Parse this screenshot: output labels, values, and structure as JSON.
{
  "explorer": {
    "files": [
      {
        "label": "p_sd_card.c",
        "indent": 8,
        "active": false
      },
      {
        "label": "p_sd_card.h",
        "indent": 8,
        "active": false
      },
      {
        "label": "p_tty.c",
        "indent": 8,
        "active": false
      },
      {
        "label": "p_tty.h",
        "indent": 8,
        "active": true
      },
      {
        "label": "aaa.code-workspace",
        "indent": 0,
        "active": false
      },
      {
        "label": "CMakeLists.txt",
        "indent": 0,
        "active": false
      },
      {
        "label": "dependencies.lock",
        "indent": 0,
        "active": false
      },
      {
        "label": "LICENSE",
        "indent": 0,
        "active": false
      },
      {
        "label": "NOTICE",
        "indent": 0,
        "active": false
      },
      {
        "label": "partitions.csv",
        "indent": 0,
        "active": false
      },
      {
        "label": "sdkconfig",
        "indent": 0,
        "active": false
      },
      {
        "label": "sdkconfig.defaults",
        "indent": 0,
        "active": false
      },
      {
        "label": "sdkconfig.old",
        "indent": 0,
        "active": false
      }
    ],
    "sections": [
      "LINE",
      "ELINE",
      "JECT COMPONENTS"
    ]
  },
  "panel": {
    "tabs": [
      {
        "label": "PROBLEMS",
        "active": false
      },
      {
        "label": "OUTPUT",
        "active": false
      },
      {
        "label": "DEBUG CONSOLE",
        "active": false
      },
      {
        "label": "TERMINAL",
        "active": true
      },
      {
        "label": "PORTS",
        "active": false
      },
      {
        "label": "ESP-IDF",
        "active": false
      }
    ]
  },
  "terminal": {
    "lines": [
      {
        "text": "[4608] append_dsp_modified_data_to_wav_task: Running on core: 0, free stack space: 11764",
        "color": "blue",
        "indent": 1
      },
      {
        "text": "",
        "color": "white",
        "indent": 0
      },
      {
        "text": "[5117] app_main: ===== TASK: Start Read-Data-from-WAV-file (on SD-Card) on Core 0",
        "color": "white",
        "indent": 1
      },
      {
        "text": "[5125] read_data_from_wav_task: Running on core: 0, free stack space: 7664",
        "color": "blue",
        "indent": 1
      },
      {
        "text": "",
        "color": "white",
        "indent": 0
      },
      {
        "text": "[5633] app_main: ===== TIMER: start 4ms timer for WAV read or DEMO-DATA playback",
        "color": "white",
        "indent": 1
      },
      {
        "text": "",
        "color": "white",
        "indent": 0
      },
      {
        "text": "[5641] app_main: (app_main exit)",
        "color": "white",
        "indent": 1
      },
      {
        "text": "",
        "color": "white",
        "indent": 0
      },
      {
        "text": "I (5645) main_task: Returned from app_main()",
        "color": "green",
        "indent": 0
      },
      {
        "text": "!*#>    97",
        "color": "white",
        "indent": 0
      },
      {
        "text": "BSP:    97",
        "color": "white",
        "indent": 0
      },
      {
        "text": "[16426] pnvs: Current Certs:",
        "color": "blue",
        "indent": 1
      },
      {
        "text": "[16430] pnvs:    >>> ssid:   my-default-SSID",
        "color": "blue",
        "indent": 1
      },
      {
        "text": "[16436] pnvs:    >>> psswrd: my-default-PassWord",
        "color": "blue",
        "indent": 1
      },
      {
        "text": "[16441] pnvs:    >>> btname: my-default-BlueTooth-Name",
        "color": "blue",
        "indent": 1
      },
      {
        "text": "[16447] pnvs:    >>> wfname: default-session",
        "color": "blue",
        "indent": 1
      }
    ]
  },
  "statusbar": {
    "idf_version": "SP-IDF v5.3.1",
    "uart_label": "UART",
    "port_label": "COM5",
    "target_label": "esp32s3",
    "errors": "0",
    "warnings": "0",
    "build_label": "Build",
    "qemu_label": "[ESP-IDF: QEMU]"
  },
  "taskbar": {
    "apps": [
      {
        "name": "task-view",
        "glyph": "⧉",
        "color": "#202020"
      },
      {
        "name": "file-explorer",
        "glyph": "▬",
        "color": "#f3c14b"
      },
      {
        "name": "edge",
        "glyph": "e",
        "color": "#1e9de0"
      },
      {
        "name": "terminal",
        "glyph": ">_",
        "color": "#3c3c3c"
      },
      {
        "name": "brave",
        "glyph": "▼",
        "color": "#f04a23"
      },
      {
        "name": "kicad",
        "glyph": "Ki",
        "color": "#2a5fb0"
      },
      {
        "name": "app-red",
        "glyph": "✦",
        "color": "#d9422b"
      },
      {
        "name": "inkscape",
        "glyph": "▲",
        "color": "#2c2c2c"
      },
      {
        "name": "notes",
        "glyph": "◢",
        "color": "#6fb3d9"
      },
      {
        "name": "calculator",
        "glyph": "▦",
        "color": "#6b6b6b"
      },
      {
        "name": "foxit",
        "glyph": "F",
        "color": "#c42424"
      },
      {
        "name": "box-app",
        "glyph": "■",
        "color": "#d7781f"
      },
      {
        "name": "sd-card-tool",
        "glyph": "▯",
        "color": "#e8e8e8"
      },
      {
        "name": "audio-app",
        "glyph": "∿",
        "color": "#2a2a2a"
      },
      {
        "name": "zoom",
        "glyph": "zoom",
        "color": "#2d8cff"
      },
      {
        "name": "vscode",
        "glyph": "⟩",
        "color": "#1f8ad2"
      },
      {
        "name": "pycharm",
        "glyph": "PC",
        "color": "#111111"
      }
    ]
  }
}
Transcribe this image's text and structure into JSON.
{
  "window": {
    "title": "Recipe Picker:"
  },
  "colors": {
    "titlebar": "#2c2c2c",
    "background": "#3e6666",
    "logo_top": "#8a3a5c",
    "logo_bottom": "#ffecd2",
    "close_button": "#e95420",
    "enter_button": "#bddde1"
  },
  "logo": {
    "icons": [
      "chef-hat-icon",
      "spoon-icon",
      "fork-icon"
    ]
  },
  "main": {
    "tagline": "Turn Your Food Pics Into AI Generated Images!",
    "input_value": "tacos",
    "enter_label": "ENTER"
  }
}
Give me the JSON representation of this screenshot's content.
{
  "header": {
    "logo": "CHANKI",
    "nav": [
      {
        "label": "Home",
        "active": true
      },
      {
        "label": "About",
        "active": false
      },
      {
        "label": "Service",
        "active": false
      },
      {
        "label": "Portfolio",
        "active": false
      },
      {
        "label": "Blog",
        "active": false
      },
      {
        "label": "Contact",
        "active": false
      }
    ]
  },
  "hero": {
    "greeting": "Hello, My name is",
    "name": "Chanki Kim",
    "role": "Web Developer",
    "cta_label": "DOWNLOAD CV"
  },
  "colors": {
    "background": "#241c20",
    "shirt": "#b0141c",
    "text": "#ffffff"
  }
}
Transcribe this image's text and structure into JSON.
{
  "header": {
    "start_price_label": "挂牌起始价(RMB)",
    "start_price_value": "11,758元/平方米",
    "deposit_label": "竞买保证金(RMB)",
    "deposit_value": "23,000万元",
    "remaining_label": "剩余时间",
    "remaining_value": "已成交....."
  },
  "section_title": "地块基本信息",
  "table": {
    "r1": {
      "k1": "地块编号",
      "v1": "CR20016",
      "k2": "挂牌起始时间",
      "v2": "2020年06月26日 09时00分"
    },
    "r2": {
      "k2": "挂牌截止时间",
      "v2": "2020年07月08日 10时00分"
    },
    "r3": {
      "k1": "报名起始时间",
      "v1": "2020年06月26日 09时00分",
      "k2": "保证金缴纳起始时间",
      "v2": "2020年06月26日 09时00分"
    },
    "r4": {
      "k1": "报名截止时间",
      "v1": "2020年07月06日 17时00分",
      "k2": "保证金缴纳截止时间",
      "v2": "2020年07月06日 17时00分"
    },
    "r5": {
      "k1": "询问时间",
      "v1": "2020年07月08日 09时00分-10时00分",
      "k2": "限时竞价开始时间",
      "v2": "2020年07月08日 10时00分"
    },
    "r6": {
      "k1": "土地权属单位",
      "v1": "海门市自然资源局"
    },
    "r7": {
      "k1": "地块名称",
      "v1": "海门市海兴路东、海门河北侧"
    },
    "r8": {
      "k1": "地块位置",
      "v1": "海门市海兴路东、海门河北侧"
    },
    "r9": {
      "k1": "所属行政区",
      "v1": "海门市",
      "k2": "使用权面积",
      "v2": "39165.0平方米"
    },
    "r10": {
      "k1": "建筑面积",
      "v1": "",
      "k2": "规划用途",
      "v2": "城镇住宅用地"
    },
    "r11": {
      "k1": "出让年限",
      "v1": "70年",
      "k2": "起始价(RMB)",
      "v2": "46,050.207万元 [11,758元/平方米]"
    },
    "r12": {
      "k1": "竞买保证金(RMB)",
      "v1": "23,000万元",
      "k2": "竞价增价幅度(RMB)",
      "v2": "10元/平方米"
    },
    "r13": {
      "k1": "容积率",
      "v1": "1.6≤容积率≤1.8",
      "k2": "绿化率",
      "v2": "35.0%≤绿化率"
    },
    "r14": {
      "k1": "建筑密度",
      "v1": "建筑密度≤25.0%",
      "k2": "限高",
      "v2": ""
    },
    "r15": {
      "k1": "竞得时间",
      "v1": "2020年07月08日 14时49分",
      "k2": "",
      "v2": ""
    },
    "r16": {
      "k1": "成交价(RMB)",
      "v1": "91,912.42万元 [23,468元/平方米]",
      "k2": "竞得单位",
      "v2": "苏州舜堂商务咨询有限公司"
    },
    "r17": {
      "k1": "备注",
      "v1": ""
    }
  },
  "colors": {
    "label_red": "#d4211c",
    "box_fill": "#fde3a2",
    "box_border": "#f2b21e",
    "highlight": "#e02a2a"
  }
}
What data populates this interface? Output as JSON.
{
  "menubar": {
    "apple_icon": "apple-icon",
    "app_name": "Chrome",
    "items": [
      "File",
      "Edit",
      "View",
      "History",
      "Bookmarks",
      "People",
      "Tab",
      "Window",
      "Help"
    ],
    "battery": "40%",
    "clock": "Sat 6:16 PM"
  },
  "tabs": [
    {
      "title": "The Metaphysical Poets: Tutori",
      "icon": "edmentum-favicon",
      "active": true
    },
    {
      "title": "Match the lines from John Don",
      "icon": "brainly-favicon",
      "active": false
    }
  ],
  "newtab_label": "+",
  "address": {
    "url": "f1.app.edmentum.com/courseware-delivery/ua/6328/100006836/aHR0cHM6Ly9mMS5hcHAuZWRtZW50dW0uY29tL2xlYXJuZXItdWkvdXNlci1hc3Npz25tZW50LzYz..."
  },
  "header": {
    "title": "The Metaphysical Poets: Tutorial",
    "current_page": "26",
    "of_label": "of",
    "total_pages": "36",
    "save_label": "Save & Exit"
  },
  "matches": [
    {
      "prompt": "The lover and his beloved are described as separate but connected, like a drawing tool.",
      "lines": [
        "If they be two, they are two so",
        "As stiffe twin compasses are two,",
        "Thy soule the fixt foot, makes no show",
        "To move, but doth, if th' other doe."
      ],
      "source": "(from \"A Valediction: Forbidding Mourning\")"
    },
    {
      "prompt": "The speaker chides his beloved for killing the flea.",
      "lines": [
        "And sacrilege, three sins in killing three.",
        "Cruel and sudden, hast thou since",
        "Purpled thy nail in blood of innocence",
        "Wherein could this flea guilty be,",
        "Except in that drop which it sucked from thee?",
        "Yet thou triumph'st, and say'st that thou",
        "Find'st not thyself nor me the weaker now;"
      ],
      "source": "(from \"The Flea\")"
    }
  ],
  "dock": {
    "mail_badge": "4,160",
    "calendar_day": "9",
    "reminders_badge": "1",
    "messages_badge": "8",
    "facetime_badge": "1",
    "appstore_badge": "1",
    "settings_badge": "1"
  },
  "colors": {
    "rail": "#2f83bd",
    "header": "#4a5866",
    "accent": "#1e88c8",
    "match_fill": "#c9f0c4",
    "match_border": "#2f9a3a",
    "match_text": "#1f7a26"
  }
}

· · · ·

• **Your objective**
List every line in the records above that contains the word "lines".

• **The completed task**
    "lines": [
      "title": "Match the lines from John Don",
      "lines": [
      "lines": [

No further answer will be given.